* TASK DIRECTIONS
Read the data below line by line and state how many lines hold "this". Nothing else belongs in the answer.

::::::

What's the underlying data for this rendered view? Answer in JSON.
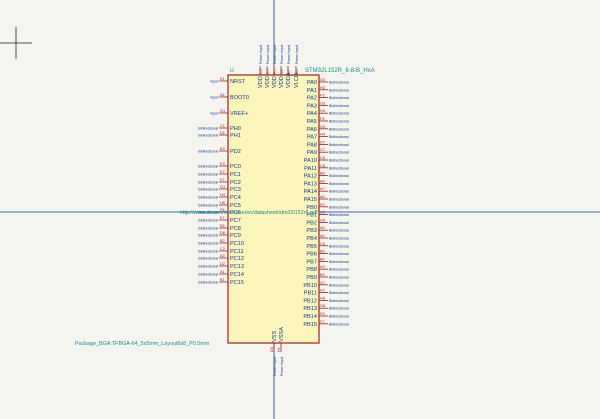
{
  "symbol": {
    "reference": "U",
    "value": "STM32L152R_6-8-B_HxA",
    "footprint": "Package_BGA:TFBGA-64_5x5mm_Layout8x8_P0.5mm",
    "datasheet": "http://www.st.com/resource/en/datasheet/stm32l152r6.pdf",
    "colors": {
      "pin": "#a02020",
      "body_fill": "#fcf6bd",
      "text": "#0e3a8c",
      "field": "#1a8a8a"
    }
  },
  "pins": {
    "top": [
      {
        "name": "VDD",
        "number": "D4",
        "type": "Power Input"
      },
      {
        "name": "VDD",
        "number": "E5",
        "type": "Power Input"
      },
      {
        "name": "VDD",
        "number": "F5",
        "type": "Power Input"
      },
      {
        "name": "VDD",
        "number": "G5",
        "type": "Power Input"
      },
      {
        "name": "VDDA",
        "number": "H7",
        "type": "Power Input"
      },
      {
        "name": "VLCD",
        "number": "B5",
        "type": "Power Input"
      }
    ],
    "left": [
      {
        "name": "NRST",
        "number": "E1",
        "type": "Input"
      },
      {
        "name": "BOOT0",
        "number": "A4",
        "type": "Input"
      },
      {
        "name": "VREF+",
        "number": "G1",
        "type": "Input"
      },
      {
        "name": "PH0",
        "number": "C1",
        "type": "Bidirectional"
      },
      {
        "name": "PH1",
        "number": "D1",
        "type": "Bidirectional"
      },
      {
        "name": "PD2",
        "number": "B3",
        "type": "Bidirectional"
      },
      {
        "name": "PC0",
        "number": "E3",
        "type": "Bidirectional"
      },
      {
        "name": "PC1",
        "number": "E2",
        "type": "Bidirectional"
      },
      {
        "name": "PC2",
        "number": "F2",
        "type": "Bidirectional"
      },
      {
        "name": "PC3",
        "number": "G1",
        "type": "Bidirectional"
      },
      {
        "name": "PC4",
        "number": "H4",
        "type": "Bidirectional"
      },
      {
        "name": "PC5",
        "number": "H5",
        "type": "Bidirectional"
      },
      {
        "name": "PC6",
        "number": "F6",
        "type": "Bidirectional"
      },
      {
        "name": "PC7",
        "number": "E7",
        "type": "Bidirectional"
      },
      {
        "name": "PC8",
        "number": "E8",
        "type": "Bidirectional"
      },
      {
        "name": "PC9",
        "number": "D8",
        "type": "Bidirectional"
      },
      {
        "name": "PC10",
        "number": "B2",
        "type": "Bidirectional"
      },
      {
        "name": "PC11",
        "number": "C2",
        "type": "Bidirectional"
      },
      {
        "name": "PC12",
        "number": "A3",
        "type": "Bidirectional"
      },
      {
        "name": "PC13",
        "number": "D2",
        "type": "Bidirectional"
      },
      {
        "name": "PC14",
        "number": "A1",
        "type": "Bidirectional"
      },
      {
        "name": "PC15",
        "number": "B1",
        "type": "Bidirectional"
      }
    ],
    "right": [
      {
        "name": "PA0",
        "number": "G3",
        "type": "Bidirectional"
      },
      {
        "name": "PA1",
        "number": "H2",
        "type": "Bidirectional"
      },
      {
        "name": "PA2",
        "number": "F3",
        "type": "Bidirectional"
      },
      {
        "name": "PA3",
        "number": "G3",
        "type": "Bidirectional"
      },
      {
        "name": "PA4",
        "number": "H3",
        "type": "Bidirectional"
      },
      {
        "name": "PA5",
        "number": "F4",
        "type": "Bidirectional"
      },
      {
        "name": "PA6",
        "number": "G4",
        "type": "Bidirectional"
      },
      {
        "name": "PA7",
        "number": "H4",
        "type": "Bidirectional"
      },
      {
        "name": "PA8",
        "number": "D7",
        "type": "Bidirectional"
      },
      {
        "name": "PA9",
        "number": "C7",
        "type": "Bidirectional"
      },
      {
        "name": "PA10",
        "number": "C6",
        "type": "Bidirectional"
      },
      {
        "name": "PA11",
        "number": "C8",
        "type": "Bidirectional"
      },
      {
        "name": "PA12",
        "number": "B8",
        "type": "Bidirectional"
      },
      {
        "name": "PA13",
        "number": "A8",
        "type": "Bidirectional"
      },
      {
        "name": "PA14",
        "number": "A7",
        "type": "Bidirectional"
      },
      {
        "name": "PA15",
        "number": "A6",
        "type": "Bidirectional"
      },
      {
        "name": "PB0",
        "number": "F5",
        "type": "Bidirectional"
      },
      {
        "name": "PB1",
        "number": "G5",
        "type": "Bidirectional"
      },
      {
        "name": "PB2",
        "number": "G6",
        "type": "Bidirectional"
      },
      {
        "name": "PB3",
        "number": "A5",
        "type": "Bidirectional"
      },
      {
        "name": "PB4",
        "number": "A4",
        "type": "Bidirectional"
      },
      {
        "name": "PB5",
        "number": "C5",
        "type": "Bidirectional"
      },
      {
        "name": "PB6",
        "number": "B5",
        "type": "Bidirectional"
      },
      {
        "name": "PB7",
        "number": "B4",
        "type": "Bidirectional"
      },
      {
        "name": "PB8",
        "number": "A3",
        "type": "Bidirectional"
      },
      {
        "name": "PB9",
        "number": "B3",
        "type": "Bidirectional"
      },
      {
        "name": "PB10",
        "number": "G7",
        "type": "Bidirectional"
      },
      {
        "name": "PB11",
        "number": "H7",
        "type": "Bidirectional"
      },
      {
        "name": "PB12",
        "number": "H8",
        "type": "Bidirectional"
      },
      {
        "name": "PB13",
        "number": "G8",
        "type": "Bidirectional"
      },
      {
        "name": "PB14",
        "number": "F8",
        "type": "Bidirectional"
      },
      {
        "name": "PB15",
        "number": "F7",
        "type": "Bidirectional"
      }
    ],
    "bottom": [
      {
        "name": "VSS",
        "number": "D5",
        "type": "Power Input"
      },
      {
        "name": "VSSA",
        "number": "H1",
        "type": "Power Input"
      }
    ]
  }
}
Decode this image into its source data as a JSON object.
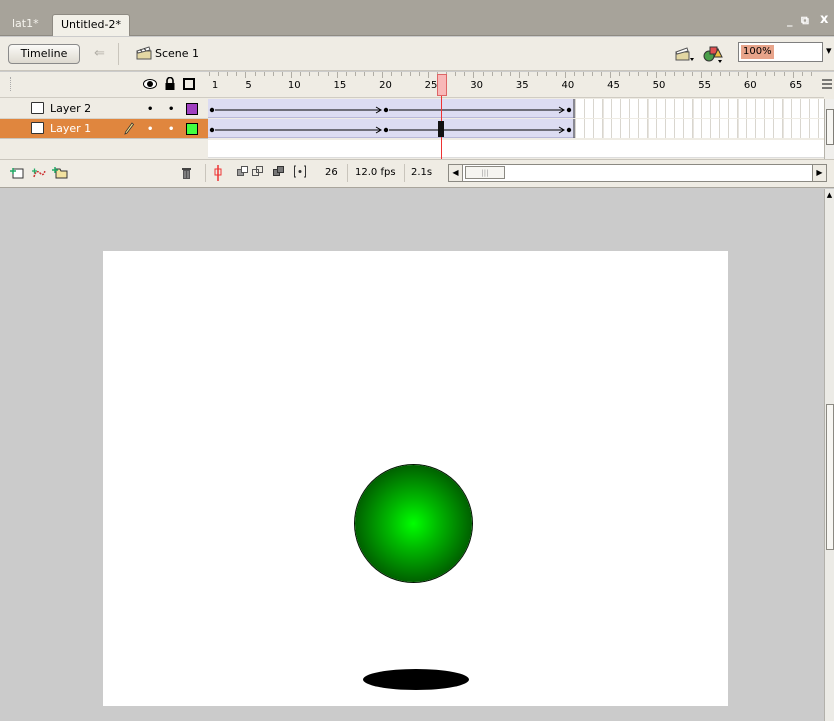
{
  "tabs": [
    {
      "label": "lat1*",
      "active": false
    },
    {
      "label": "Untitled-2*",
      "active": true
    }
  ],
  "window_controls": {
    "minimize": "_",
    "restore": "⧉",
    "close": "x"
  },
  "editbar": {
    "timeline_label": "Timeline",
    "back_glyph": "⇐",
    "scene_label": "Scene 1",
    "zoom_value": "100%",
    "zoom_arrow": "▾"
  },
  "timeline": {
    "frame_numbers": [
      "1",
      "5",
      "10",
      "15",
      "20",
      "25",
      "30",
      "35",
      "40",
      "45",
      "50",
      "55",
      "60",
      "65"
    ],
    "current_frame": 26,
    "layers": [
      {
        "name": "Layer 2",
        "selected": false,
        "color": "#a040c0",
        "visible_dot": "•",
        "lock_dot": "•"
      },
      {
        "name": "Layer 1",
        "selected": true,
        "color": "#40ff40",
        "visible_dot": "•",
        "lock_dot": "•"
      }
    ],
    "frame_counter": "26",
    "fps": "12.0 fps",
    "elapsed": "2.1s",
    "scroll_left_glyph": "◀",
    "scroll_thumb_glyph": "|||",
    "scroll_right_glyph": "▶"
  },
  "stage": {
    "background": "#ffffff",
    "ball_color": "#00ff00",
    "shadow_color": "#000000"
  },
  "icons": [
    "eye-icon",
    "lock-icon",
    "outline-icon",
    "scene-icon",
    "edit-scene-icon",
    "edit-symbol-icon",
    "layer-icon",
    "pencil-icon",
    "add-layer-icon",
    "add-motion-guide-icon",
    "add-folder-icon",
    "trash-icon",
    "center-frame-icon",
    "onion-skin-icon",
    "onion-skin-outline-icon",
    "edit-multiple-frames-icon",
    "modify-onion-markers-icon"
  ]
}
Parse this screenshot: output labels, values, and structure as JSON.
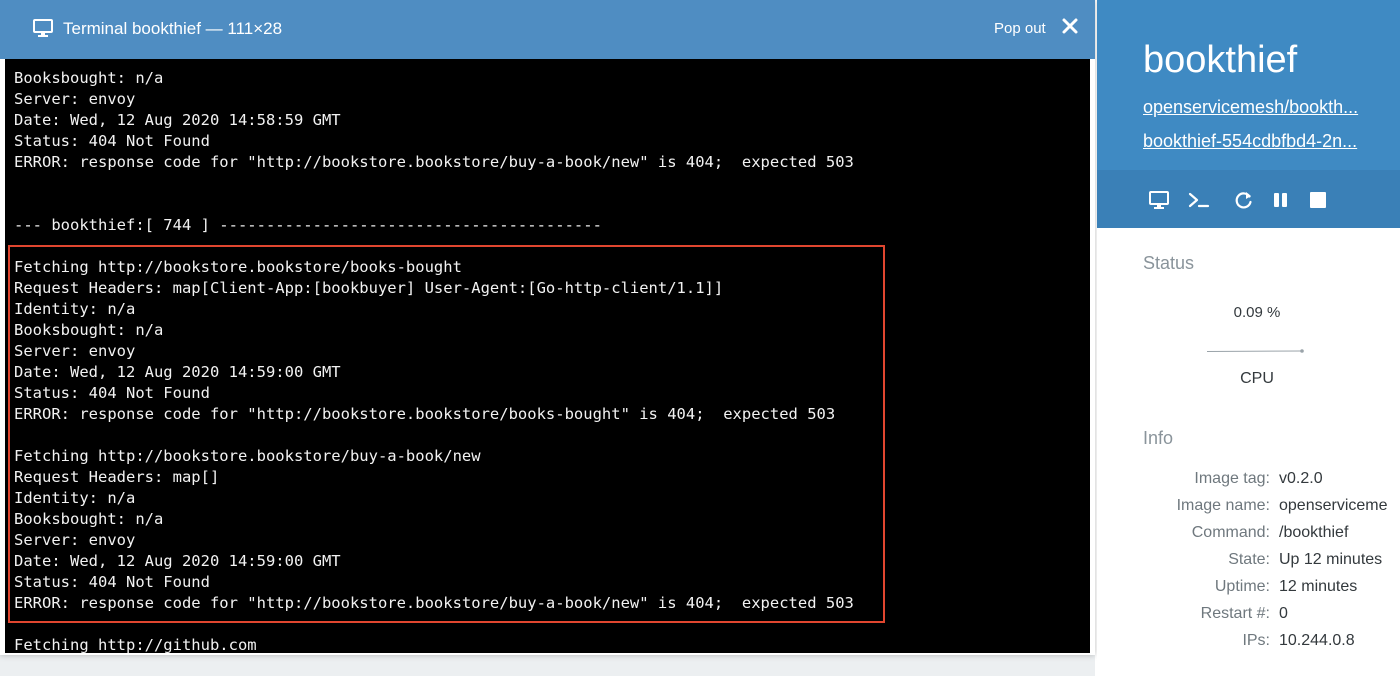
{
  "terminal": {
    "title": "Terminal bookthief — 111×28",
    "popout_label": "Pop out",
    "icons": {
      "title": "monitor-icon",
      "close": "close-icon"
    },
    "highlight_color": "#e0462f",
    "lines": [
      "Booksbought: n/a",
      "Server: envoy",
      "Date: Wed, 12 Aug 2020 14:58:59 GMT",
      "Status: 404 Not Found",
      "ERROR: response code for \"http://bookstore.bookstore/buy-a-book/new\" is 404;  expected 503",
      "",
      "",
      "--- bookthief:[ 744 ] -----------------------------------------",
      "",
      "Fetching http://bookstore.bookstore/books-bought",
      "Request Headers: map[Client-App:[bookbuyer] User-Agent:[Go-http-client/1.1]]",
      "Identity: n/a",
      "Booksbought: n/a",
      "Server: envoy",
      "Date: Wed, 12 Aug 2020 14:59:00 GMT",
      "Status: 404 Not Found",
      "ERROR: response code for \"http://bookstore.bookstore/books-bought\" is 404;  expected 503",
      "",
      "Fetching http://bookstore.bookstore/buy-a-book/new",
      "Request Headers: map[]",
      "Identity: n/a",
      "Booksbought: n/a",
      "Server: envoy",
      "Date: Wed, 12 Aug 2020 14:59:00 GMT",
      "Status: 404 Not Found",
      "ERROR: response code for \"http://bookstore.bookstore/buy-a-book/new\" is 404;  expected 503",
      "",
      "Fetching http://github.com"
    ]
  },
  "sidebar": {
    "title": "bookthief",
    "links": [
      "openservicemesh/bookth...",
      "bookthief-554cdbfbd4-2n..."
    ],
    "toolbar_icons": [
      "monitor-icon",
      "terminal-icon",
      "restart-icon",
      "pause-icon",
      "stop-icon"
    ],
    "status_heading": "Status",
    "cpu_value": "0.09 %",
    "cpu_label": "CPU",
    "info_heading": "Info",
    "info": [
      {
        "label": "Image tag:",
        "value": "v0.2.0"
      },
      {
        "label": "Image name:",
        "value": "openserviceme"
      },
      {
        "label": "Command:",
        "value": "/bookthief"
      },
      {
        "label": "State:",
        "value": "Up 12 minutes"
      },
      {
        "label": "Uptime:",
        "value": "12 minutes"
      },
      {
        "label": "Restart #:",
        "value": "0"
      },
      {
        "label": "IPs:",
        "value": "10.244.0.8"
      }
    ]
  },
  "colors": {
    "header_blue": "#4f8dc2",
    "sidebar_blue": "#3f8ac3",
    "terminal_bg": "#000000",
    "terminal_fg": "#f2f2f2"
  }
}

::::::

* SOLUTION TO THE EXERCISE
3